Well done once again for continuing to develop your SNR calculations in your attempts to quantify how much data is actually needed to achieve an image of a certain standard and white balance - math does not lie.

Best,
Minos

User avatar
oopfan
Posts: 526
Joined: Sat Jul 08, 2017 2:37 pm
Location: New York
Contact:

Re: M81 Bode's Galaxy in 11.6 hours

Post by oopfan » Wed Feb 26, 2020 12:11 am

Minos,

I too was considering purchasing Unihedron's SQM. It will be interesting to hear whether or not your neighbors' outdoor lights interfere with the readings.

I do have a column in my spreadsheet for Sky Brightness in units compatible with Unihedron (mag / arcsec^2). It would be a simple matter of recording the sky brightness along with the altitude. Actually, altitude can be calculated given a timestamp, the object's coordinates, and your latitude and longitude.

Brian

mAnKiNd
Posts: 284
Joined: Sun Jun 11, 2017 4:55 pm
Location: Long Island, NY
Contact:

Re: M81 Bode's Galaxy in 11.6 hours

Post by mAnKiNd » Wed Feb 26, 2020 12:15 am
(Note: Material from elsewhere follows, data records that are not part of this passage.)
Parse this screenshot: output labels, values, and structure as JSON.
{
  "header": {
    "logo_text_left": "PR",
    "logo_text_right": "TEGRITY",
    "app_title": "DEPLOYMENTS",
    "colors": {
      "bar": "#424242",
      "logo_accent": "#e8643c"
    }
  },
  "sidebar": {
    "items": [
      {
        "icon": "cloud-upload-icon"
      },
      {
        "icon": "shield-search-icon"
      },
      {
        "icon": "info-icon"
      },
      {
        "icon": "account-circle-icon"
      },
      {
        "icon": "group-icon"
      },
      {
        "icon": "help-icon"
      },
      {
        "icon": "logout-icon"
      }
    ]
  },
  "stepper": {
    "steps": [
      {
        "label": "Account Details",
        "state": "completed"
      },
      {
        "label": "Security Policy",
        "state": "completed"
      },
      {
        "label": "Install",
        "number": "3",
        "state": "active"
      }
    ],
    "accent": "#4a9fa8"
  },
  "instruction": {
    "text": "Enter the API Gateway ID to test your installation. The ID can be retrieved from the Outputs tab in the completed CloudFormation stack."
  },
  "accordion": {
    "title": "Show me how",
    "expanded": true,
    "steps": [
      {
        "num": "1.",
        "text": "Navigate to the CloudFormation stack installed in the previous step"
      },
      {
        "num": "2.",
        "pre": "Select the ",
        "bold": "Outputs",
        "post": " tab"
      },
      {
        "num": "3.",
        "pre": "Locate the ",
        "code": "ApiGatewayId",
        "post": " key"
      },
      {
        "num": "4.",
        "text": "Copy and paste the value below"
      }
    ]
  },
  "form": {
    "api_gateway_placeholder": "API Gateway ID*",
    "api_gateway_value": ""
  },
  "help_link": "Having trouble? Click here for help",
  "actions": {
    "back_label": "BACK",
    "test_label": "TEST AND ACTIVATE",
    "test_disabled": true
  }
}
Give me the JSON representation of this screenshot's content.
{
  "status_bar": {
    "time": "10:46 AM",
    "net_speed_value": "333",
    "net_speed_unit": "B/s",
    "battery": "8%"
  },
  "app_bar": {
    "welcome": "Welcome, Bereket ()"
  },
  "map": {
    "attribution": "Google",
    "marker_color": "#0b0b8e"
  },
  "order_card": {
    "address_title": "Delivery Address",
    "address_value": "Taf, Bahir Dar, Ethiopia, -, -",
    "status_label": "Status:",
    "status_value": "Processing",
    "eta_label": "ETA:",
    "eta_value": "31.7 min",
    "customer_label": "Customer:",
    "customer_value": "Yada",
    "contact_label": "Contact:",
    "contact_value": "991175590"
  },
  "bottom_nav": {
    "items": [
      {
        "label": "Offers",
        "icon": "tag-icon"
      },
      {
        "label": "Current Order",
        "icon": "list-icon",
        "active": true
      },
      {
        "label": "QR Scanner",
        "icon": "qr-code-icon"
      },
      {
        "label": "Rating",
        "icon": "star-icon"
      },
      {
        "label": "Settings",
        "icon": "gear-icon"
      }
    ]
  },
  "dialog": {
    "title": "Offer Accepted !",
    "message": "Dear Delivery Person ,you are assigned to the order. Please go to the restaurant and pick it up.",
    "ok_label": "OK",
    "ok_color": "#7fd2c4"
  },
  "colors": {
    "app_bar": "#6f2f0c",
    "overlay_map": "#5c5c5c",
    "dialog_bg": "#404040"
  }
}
Cool, we can start a thread on it when one of us eventually gets one...just keep in mind that acquiring astrotoys takes time with me :)

User avatar
oopfan
Posts: 526
Joined: Sat Jul 08, 2017 2:37 pm
Location: New York
Contact:

Re: M81 Bode's Galaxy in 11.6 hours

Post by oopfan » Wed Feb 26, 2020 9:58 pm

I've created a new blog post that sums it up nicely:

https://astrotuna.com/m81-bodes-galaxy-in-11-6-hours/

Thanks everyone for your interest and participation!

Brian

Post Reply